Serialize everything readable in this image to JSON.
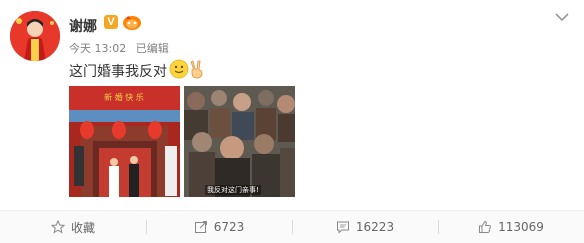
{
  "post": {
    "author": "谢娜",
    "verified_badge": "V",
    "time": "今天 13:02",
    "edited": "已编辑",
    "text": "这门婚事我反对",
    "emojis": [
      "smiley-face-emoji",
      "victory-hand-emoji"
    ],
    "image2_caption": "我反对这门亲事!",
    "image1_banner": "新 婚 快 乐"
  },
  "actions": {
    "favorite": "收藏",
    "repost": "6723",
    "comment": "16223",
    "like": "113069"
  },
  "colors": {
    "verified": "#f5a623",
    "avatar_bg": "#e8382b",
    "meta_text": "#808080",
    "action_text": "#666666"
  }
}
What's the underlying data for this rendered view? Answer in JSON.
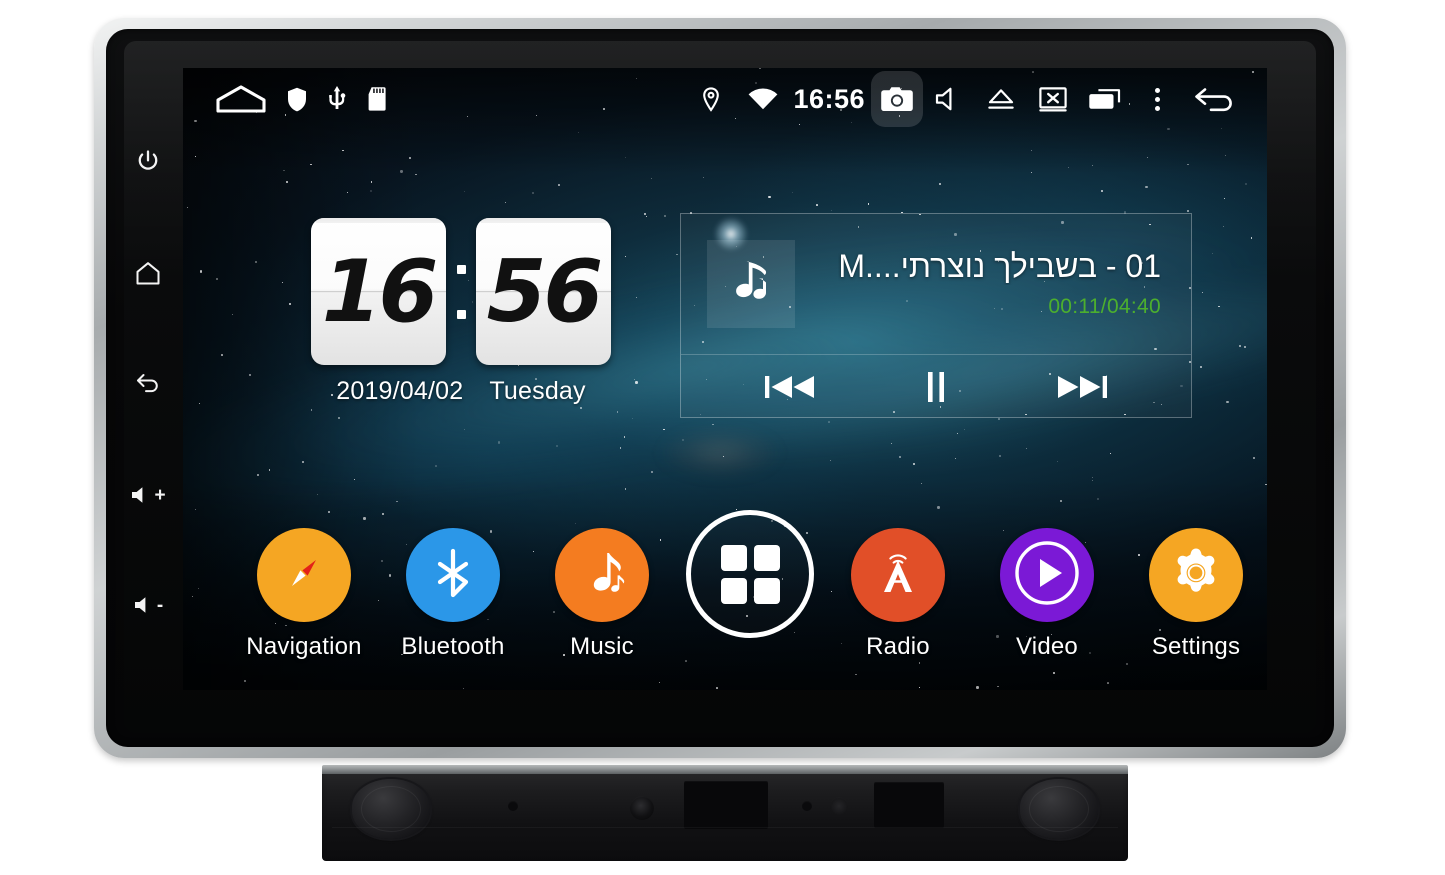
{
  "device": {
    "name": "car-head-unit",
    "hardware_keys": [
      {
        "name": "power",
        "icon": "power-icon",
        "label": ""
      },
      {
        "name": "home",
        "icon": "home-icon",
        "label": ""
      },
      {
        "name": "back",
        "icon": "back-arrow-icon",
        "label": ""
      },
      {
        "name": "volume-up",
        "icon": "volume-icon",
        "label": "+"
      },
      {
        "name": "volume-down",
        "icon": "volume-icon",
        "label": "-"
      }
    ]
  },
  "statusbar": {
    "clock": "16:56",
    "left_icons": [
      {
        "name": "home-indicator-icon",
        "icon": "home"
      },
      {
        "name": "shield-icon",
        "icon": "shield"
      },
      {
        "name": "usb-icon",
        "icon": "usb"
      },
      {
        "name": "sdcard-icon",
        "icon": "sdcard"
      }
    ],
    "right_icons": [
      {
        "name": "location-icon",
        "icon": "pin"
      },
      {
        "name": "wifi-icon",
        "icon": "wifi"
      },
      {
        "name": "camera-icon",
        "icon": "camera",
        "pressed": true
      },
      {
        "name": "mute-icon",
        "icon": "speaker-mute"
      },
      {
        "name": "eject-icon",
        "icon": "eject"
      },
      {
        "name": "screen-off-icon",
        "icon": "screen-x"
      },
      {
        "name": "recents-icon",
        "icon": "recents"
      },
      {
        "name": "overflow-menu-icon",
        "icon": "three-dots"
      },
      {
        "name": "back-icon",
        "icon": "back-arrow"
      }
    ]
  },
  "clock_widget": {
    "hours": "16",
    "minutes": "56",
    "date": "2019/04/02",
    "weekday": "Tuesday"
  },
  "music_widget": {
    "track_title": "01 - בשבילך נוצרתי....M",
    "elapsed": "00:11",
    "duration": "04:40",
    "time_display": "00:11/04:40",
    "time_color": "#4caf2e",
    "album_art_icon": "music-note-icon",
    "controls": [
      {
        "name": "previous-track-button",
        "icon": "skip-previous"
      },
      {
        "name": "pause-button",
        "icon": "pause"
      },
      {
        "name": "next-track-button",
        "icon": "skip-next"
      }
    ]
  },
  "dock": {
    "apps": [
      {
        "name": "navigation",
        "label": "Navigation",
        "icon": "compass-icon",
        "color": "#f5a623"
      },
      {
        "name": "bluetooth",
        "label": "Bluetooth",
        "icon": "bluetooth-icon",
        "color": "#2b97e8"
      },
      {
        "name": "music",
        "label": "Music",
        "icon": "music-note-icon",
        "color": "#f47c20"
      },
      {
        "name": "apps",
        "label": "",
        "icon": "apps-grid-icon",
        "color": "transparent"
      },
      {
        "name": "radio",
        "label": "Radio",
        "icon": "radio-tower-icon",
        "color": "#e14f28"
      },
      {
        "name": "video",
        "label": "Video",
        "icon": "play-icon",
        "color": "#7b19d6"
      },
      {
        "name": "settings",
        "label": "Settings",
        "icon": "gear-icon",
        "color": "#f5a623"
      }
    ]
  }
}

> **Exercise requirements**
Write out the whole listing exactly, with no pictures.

> **Answer to this task**
Serialize everything readable in this image to JSON.
{
  "post": {
    "author": "谢娜",
    "verified_badge": "V",
    "time": "今天 13:02",
    "edited": "已编辑",
    "text": "这门婚事我反对",
    "emojis": [
      "smiley-face-emoji",
      "victory-hand-emoji"
    ],
    "image2_caption": "我反对这门亲事!",
    "image1_banner": "新 婚 快 乐"
  },
  "actions": {
    "favorite": "收藏",
    "repost": "6723",
    "comment": "16223",
    "like": "113069"
  },
  "colors": {
    "verified": "#f5a623",
    "avatar_bg": "#e8382b",
    "meta_text": "#808080",
    "action_text": "#666666"
  }
}
What's the underlying data for this rendered view? Answer in JSON.
{
  "device": {
    "name": "car-head-unit",
    "hardware_keys": [
      {
        "name": "power",
        "icon": "power-icon",
        "label": ""
      },
      {
        "name": "home",
        "icon": "home-icon",
        "label": ""
      },
      {
        "name": "back",
        "icon": "back-arrow-icon",
        "label": ""
      },
      {
        "name": "volume-up",
        "icon": "volume-icon",
        "label": "+"
      },
      {
        "name": "volume-down",
        "icon": "volume-icon",
        "label": "-"
      }
    ]
  },
  "statusbar": {
    "clock": "16:56",
    "left_icons": [
      {
        "name": "home-indicator-icon",
        "icon": "home"
      },
      {
        "name": "shield-icon",
        "icon": "shield"
      },
      {
        "name": "usb-icon",
        "icon": "usb"
      },
      {
        "name": "sdcard-icon",
        "icon": "sdcard"
      }
    ],
    "right_icons": [
      {
        "name": "location-icon",
        "icon": "pin"
      },
      {
        "name": "wifi-icon",
        "icon": "wifi"
      },
      {
        "name": "camera-icon",
        "icon": "camera",
        "pressed": true
      },
      {
        "name": "mute-icon",
        "icon": "speaker-mute"
      },
      {
        "name": "eject-icon",
        "icon": "eject"
      },
      {
        "name": "screen-off-icon",
        "icon": "screen-x"
      },
      {
        "name": "recents-icon",
        "icon": "recents"
      },
      {
        "name": "overflow-menu-icon",
        "icon": "three-dots"
      },
      {
        "name": "back-icon",
        "icon": "back-arrow"
      }
    ]
  },
  "clock_widget": {
    "hours": "16",
    "minutes": "56",
    "date": "2019/04/02",
    "weekday": "Tuesday"
  },
  "music_widget": {
    "track_title": "01 - בשבילך נוצרתי....M",
    "elapsed": "00:11",
    "duration": "04:40",
    "time_display": "00:11/04:40",
    "time_color": "#4caf2e",
    "album_art_icon": "music-note-icon",
    "controls": [
      {
        "name": "previous-track-button",
        "icon": "skip-previous"
      },
      {
        "name": "pause-button",
        "icon": "pause"
      },
      {
        "name": "next-track-button",
        "icon": "skip-next"
      }
    ]
  },
  "dock": {
    "apps": [
      {
        "name": "navigation",
        "label": "Navigation",
        "icon": "compass-icon",
        "color": "#f5a623"
      },
      {
        "name": "bluetooth",
        "label": "Bluetooth",
        "icon": "bluetooth-icon",
        "color": "#2b97e8"
      },
      {
        "name": "music",
        "label": "Music",
        "icon": "music-note-icon",
        "color": "#f47c20"
      },
      {
        "name": "apps",
        "label": "",
        "icon": "apps-grid-icon",
        "color": "transparent"
      },
      {
        "name": "radio",
        "label": "Radio",
        "icon": "radio-tower-icon",
        "color": "#e14f28"
      },
      {
        "name": "video",
        "label": "Video",
        "icon": "play-icon",
        "color": "#7b19d6"
      },
      {
        "name": "settings",
        "label": "Settings",
        "icon": "gear-icon",
        "color": "#f5a623"
      }
    ]
  }
}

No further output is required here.